# [YOUR OBJECTIVE]
Write out the records word for word, with no pictures.
---------- RECORDED DATA ----------
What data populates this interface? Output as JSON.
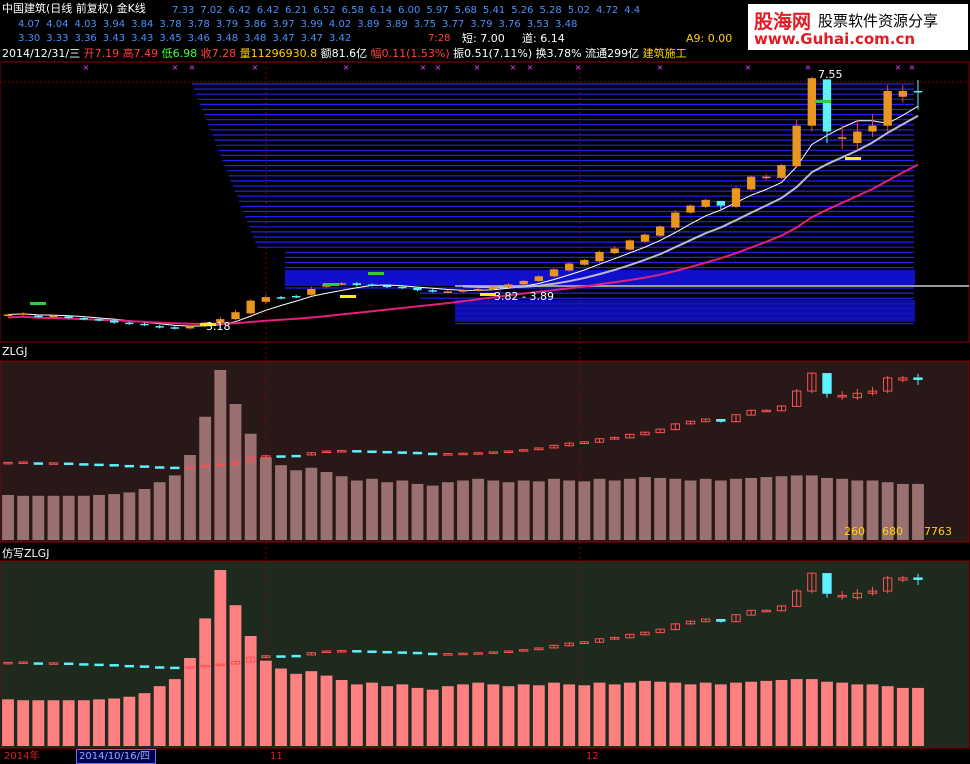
{
  "header": {
    "title": "中国建筑(日线 前复权) 金K线",
    "ma_row1": [
      "7.33",
      "7.02",
      "6.42",
      "6.42",
      "6.21",
      "6.52",
      "6.58",
      "6.14",
      "6.00",
      "5.97",
      "5.68",
      "5.41",
      "5.26",
      "5.28",
      "5.02",
      "4.72",
      "4.4"
    ],
    "ma_row2": [
      "4.07",
      "4.04",
      "4.03",
      "3.94",
      "3.84",
      "3.78",
      "3.78",
      "3.79",
      "3.86",
      "3.97",
      "3.99",
      "4.02",
      "3.89",
      "3.89",
      "3.75",
      "3.77",
      "3.79",
      "3.76",
      "3.53",
      "3.48"
    ],
    "ma_row3": [
      "3.30",
      "3.33",
      "3.36",
      "3.43",
      "3.43",
      "3.45",
      "3.46",
      "3.48",
      "3.48",
      "3.47",
      "3.47",
      "3.42"
    ],
    "last_price": "7:28",
    "short_label": "短: 7.00",
    "dao_label": "道: 6.14",
    "a9_label": "A9: 0.00",
    "info": {
      "date": "2014/12/31/三",
      "open": "开7.19",
      "high": "高7.49",
      "low": "低6.98",
      "close": "收7.28",
      "volume": "量11296930.8",
      "amount": "额81.6亿",
      "change": "幅0.11(1.53%)",
      "amplitude": "振0.51(7.11%)",
      "turnover": "换3.78%",
      "float": "流通299亿",
      "sector": "建筑施工"
    }
  },
  "logo": {
    "brand": "股海网",
    "slogan": "股票软件资源分享",
    "url": "www.Guhai.com.cn"
  },
  "main_chart": {
    "high_label": "7.55",
    "low_label": "3.18",
    "range_label": "3.82 - 3.89"
  },
  "panel2": {
    "title": "ZLGJ",
    "values": [
      "260",
      "680",
      "7763"
    ]
  },
  "panel3": {
    "title": "仿写ZLGJ"
  },
  "date_axis": {
    "year": "2014年",
    "selected": "2014/10/16/四",
    "m11": "11",
    "m12": "12"
  },
  "colors": {
    "up": "#ff5050",
    "down": "#5ff0ff",
    "candle_orange": "#e8961e",
    "ma_white": "#ffffff",
    "ma_magenta": "#e0207a",
    "ma_grey": "#b9b9d0",
    "blue_band": "#2222ee"
  },
  "chart_data": {
    "type": "candlestick",
    "x": [
      "c1",
      "c2",
      "c3",
      "c4",
      "c5",
      "c6",
      "c7",
      "c8",
      "c9",
      "c10",
      "c11",
      "c12",
      "c13",
      "c14",
      "c15",
      "c16",
      "c17",
      "c18",
      "c19",
      "c20",
      "c21",
      "c22",
      "c23",
      "c24",
      "c25",
      "c26",
      "c27",
      "c28",
      "c29",
      "c30",
      "c31",
      "c32",
      "c33",
      "c34",
      "c35",
      "c36",
      "c37",
      "c38",
      "c39",
      "c40",
      "c41",
      "c42",
      "c43",
      "c44",
      "c45",
      "c46",
      "c47",
      "c48",
      "c49",
      "c50",
      "c51",
      "c52",
      "c53",
      "c54",
      "c55",
      "c56",
      "c57",
      "c58",
      "c59",
      "c60",
      "c61"
    ],
    "open": [
      3.42,
      3.44,
      3.42,
      3.4,
      3.41,
      3.38,
      3.36,
      3.34,
      3.3,
      3.28,
      3.24,
      3.22,
      3.2,
      3.24,
      3.3,
      3.36,
      3.46,
      3.66,
      3.74,
      3.76,
      3.78,
      3.92,
      3.96,
      3.98,
      3.96,
      3.94,
      3.92,
      3.9,
      3.86,
      3.84,
      3.84,
      3.86,
      3.88,
      3.92,
      3.96,
      4.02,
      4.1,
      4.2,
      4.3,
      4.36,
      4.5,
      4.56,
      4.7,
      4.8,
      4.94,
      5.2,
      5.3,
      5.4,
      5.3,
      5.6,
      5.8,
      5.8,
      6.0,
      6.7,
      7.5,
      6.5,
      6.4,
      6.6,
      6.7,
      7.2,
      7.3
    ],
    "close": [
      3.44,
      3.46,
      3.4,
      3.42,
      3.38,
      3.36,
      3.34,
      3.3,
      3.28,
      3.26,
      3.22,
      3.2,
      3.24,
      3.3,
      3.36,
      3.48,
      3.68,
      3.74,
      3.72,
      3.74,
      3.88,
      3.96,
      3.98,
      3.95,
      3.94,
      3.92,
      3.9,
      3.86,
      3.84,
      3.84,
      3.86,
      3.88,
      3.92,
      3.96,
      4.02,
      4.1,
      4.22,
      4.32,
      4.38,
      4.52,
      4.58,
      4.72,
      4.82,
      4.96,
      5.2,
      5.32,
      5.42,
      5.32,
      5.62,
      5.82,
      5.82,
      6.02,
      6.7,
      7.52,
      6.6,
      6.5,
      6.6,
      6.7,
      7.3,
      7.3,
      7.28
    ],
    "high": [
      3.46,
      3.48,
      3.44,
      3.44,
      3.42,
      3.4,
      3.38,
      3.36,
      3.32,
      3.3,
      3.26,
      3.24,
      3.26,
      3.32,
      3.4,
      3.52,
      3.7,
      3.78,
      3.76,
      3.78,
      3.92,
      3.98,
      4.0,
      4.0,
      3.98,
      3.96,
      3.94,
      3.92,
      3.88,
      3.86,
      3.88,
      3.9,
      3.94,
      3.98,
      4.04,
      4.12,
      4.24,
      4.34,
      4.4,
      4.54,
      4.62,
      4.74,
      4.84,
      4.98,
      5.24,
      5.34,
      5.44,
      5.4,
      5.64,
      5.84,
      5.86,
      6.04,
      6.8,
      7.55,
      7.0,
      6.7,
      6.8,
      6.9,
      7.4,
      7.4,
      7.49
    ],
    "low": [
      3.4,
      3.42,
      3.38,
      3.38,
      3.36,
      3.34,
      3.32,
      3.28,
      3.26,
      3.24,
      3.2,
      3.18,
      3.18,
      3.22,
      3.28,
      3.34,
      3.44,
      3.62,
      3.7,
      3.72,
      3.76,
      3.9,
      3.94,
      3.92,
      3.92,
      3.9,
      3.88,
      3.84,
      3.82,
      3.82,
      3.82,
      3.84,
      3.86,
      3.9,
      3.94,
      4.0,
      4.08,
      4.18,
      4.28,
      4.34,
      4.48,
      4.54,
      4.68,
      4.78,
      4.9,
      5.18,
      5.28,
      5.26,
      5.28,
      5.58,
      5.76,
      5.78,
      5.98,
      6.6,
      6.4,
      6.3,
      6.3,
      6.5,
      6.6,
      7.1,
      6.98
    ],
    "volume": [
      530,
      520,
      520,
      520,
      520,
      520,
      530,
      540,
      560,
      600,
      680,
      760,
      1000,
      1450,
      2000,
      1600,
      1250,
      970,
      880,
      820,
      850,
      800,
      750,
      700,
      720,
      680,
      700,
      660,
      640,
      680,
      700,
      720,
      700,
      680,
      700,
      690,
      720,
      700,
      690,
      720,
      700,
      720,
      740,
      730,
      720,
      700,
      720,
      700,
      720,
      730,
      740,
      750,
      760,
      760,
      730,
      720,
      700,
      700,
      680,
      660,
      660
    ],
    "ylim": [
      3.0,
      7.8
    ],
    "vol_lim": [
      0,
      2000
    ]
  }
}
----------
# [ANSWER SECTION]
What data populates this interface? Output as JSON.
{
  "header": {
    "title": "中国建筑(日线 前复权) 金K线",
    "ma_row1": [
      "7.33",
      "7.02",
      "6.42",
      "6.42",
      "6.21",
      "6.52",
      "6.58",
      "6.14",
      "6.00",
      "5.97",
      "5.68",
      "5.41",
      "5.26",
      "5.28",
      "5.02",
      "4.72",
      "4.4"
    ],
    "ma_row2": [
      "4.07",
      "4.04",
      "4.03",
      "3.94",
      "3.84",
      "3.78",
      "3.78",
      "3.79",
      "3.86",
      "3.97",
      "3.99",
      "4.02",
      "3.89",
      "3.89",
      "3.75",
      "3.77",
      "3.79",
      "3.76",
      "3.53",
      "3.48"
    ],
    "ma_row3": [
      "3.30",
      "3.33",
      "3.36",
      "3.43",
      "3.43",
      "3.45",
      "3.46",
      "3.48",
      "3.48",
      "3.47",
      "3.47",
      "3.42"
    ],
    "last_price": "7:28",
    "short_label": "短: 7.00",
    "dao_label": "道: 6.14",
    "a9_label": "A9: 0.00",
    "info": {
      "date": "2014/12/31/三",
      "open": "开7.19",
      "high": "高7.49",
      "low": "低6.98",
      "close": "收7.28",
      "volume": "量11296930.8",
      "amount": "额81.6亿",
      "change": "幅0.11(1.53%)",
      "amplitude": "振0.51(7.11%)",
      "turnover": "换3.78%",
      "float": "流通299亿",
      "sector": "建筑施工"
    }
  },
  "logo": {
    "brand": "股海网",
    "slogan": "股票软件资源分享",
    "url": "www.Guhai.com.cn"
  },
  "main_chart": {
    "high_label": "7.55",
    "low_label": "3.18",
    "range_label": "3.82 - 3.89"
  },
  "panel2": {
    "title": "ZLGJ",
    "values": [
      "260",
      "680",
      "7763"
    ]
  },
  "panel3": {
    "title": "仿写ZLGJ"
  },
  "date_axis": {
    "year": "2014年",
    "selected": "2014/10/16/四",
    "m11": "11",
    "m12": "12"
  },
  "colors": {
    "up": "#ff5050",
    "down": "#5ff0ff",
    "candle_orange": "#e8961e",
    "ma_white": "#ffffff",
    "ma_magenta": "#e0207a",
    "ma_grey": "#b9b9d0",
    "blue_band": "#2222ee"
  },
  "chart_data": {
    "type": "candlestick",
    "x": [
      "c1",
      "c2",
      "c3",
      "c4",
      "c5",
      "c6",
      "c7",
      "c8",
      "c9",
      "c10",
      "c11",
      "c12",
      "c13",
      "c14",
      "c15",
      "c16",
      "c17",
      "c18",
      "c19",
      "c20",
      "c21",
      "c22",
      "c23",
      "c24",
      "c25",
      "c26",
      "c27",
      "c28",
      "c29",
      "c30",
      "c31",
      "c32",
      "c33",
      "c34",
      "c35",
      "c36",
      "c37",
      "c38",
      "c39",
      "c40",
      "c41",
      "c42",
      "c43",
      "c44",
      "c45",
      "c46",
      "c47",
      "c48",
      "c49",
      "c50",
      "c51",
      "c52",
      "c53",
      "c54",
      "c55",
      "c56",
      "c57",
      "c58",
      "c59",
      "c60",
      "c61"
    ],
    "open": [
      3.42,
      3.44,
      3.42,
      3.4,
      3.41,
      3.38,
      3.36,
      3.34,
      3.3,
      3.28,
      3.24,
      3.22,
      3.2,
      3.24,
      3.3,
      3.36,
      3.46,
      3.66,
      3.74,
      3.76,
      3.78,
      3.92,
      3.96,
      3.98,
      3.96,
      3.94,
      3.92,
      3.9,
      3.86,
      3.84,
      3.84,
      3.86,
      3.88,
      3.92,
      3.96,
      4.02,
      4.1,
      4.2,
      4.3,
      4.36,
      4.5,
      4.56,
      4.7,
      4.8,
      4.94,
      5.2,
      5.3,
      5.4,
      5.3,
      5.6,
      5.8,
      5.8,
      6.0,
      6.7,
      7.5,
      6.5,
      6.4,
      6.6,
      6.7,
      7.2,
      7.3
    ],
    "close": [
      3.44,
      3.46,
      3.4,
      3.42,
      3.38,
      3.36,
      3.34,
      3.3,
      3.28,
      3.26,
      3.22,
      3.2,
      3.24,
      3.3,
      3.36,
      3.48,
      3.68,
      3.74,
      3.72,
      3.74,
      3.88,
      3.96,
      3.98,
      3.95,
      3.94,
      3.92,
      3.9,
      3.86,
      3.84,
      3.84,
      3.86,
      3.88,
      3.92,
      3.96,
      4.02,
      4.1,
      4.22,
      4.32,
      4.38,
      4.52,
      4.58,
      4.72,
      4.82,
      4.96,
      5.2,
      5.32,
      5.42,
      5.32,
      5.62,
      5.82,
      5.82,
      6.02,
      6.7,
      7.52,
      6.6,
      6.5,
      6.6,
      6.7,
      7.3,
      7.3,
      7.28
    ],
    "high": [
      3.46,
      3.48,
      3.44,
      3.44,
      3.42,
      3.4,
      3.38,
      3.36,
      3.32,
      3.3,
      3.26,
      3.24,
      3.26,
      3.32,
      3.4,
      3.52,
      3.7,
      3.78,
      3.76,
      3.78,
      3.92,
      3.98,
      4.0,
      4.0,
      3.98,
      3.96,
      3.94,
      3.92,
      3.88,
      3.86,
      3.88,
      3.9,
      3.94,
      3.98,
      4.04,
      4.12,
      4.24,
      4.34,
      4.4,
      4.54,
      4.62,
      4.74,
      4.84,
      4.98,
      5.24,
      5.34,
      5.44,
      5.4,
      5.64,
      5.84,
      5.86,
      6.04,
      6.8,
      7.55,
      7.0,
      6.7,
      6.8,
      6.9,
      7.4,
      7.4,
      7.49
    ],
    "low": [
      3.4,
      3.42,
      3.38,
      3.38,
      3.36,
      3.34,
      3.32,
      3.28,
      3.26,
      3.24,
      3.2,
      3.18,
      3.18,
      3.22,
      3.28,
      3.34,
      3.44,
      3.62,
      3.7,
      3.72,
      3.76,
      3.9,
      3.94,
      3.92,
      3.92,
      3.9,
      3.88,
      3.84,
      3.82,
      3.82,
      3.82,
      3.84,
      3.86,
      3.9,
      3.94,
      4.0,
      4.08,
      4.18,
      4.28,
      4.34,
      4.48,
      4.54,
      4.68,
      4.78,
      4.9,
      5.18,
      5.28,
      5.26,
      5.28,
      5.58,
      5.76,
      5.78,
      5.98,
      6.6,
      6.4,
      6.3,
      6.3,
      6.5,
      6.6,
      7.1,
      6.98
    ],
    "volume": [
      530,
      520,
      520,
      520,
      520,
      520,
      530,
      540,
      560,
      600,
      680,
      760,
      1000,
      1450,
      2000,
      1600,
      1250,
      970,
      880,
      820,
      850,
      800,
      750,
      700,
      720,
      680,
      700,
      660,
      640,
      680,
      700,
      720,
      700,
      680,
      700,
      690,
      720,
      700,
      690,
      720,
      700,
      720,
      740,
      730,
      720,
      700,
      720,
      700,
      720,
      730,
      740,
      750,
      760,
      760,
      730,
      720,
      700,
      700,
      680,
      660,
      660
    ],
    "ylim": [
      3.0,
      7.8
    ],
    "vol_lim": [
      0,
      2000
    ]
  }
}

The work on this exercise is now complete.